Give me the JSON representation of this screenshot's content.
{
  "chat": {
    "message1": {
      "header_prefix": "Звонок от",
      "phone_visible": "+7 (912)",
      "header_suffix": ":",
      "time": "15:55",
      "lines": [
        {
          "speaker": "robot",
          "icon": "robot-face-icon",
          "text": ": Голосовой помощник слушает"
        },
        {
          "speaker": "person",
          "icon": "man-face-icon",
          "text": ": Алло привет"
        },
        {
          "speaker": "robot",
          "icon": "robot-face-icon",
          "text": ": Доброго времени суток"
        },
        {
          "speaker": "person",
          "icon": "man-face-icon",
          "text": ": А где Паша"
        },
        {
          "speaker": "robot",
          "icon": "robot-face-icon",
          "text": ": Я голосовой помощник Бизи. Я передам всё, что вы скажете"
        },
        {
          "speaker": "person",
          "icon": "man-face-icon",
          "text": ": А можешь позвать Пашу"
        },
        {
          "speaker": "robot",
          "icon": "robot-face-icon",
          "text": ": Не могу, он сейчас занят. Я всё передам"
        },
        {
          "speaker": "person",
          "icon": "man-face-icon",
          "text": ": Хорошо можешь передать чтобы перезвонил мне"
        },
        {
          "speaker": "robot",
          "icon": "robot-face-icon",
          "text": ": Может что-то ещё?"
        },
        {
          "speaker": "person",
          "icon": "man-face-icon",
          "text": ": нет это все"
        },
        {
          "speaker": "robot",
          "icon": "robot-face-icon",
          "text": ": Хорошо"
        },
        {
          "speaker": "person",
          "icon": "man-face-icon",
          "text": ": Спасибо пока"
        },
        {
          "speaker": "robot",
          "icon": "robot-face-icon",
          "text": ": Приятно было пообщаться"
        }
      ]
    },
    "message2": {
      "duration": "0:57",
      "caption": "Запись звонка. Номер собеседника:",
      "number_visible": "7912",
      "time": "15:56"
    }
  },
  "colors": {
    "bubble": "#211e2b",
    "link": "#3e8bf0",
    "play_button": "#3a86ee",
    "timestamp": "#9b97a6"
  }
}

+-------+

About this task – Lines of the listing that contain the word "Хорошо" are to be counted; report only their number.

Answer below – 2